Friday, September 28, 2012

Nuts and Bolts

Saying you want to be financially independent by forty is one thing.  Having a plan is another.

So, here is our plan:

  1. Pay off our home by January 1, 2014.  This is really where our family is different from the others on the block, and from some the other early-retirement/financial households.  The math almost always says to put your money into the market rather than to pay down low-interest, sometimes-but-not-always-deductible home debt.  It does in our case, too: we have a fixed 15 year mortgage at 4.25% and an index mutual fund will beat that most years.  But here is one area where our psyche wins over the spreadsheet.  I want the psychological freedom of having absolutely no debt.  To that end, we're making an extra payment to principle every month.  My gut says that once the home is paid off, my work performance may improve as I'd be willing to take more risks and to advocate interesting ideas, possibly making the psychological benefits financial ones, too.

Sunday, September 2, 2012

The Goal...

My goal is to reach financial independence by the time I am forty.
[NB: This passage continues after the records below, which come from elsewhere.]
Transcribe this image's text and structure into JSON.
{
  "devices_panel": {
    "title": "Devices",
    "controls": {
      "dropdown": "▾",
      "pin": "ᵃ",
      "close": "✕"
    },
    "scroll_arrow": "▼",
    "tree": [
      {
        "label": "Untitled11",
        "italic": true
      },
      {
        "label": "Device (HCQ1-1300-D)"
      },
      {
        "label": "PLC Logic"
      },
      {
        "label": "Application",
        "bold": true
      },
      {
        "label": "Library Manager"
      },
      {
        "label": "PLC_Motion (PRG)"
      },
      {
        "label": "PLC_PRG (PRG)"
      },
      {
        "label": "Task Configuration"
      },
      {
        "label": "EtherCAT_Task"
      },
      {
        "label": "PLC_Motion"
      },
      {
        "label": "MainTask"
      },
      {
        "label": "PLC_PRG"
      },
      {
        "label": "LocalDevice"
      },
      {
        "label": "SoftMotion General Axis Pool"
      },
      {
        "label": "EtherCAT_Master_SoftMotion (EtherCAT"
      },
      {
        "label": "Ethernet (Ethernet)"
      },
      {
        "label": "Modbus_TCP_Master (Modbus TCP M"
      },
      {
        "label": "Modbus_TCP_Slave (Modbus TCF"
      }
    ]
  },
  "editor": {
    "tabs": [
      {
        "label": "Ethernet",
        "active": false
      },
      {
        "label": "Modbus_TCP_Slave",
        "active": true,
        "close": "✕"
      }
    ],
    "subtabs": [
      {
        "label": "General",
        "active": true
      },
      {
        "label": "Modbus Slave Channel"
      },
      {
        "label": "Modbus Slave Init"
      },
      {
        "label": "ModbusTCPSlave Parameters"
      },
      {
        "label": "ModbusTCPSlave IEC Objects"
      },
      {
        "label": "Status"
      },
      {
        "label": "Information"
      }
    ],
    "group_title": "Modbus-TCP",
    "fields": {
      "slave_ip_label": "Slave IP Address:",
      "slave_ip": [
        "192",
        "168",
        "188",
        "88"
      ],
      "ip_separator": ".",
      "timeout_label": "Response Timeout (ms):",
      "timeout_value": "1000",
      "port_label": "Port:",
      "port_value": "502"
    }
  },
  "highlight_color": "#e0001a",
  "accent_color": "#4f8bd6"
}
I am thirty two years old today, leaving me eight years to accomplish what most people fail to do over a lifetime.  Or, I suppose, almost nine if I allow myself to get out of the rat race while I'm still forty.

Why am I doing this?

Because while money is really crumby at buying love or happiness, it's really good at buying time. When working for money is strictly optional, fifty to sixty hours of your week clear up immediately. With a home, basic utilities that turn on when I flip the switch, two cars and a moped, and enough cash to feed the family, I feel like I have enough money. I definitely don't have enough time. My life is a marathon sprint from one pressing need to another: to work, to the family, to church, to personal development, to recreation and back to go again. I want enough time that this series of sprints turns into a lazy, meandering walk.

 How am I doing this?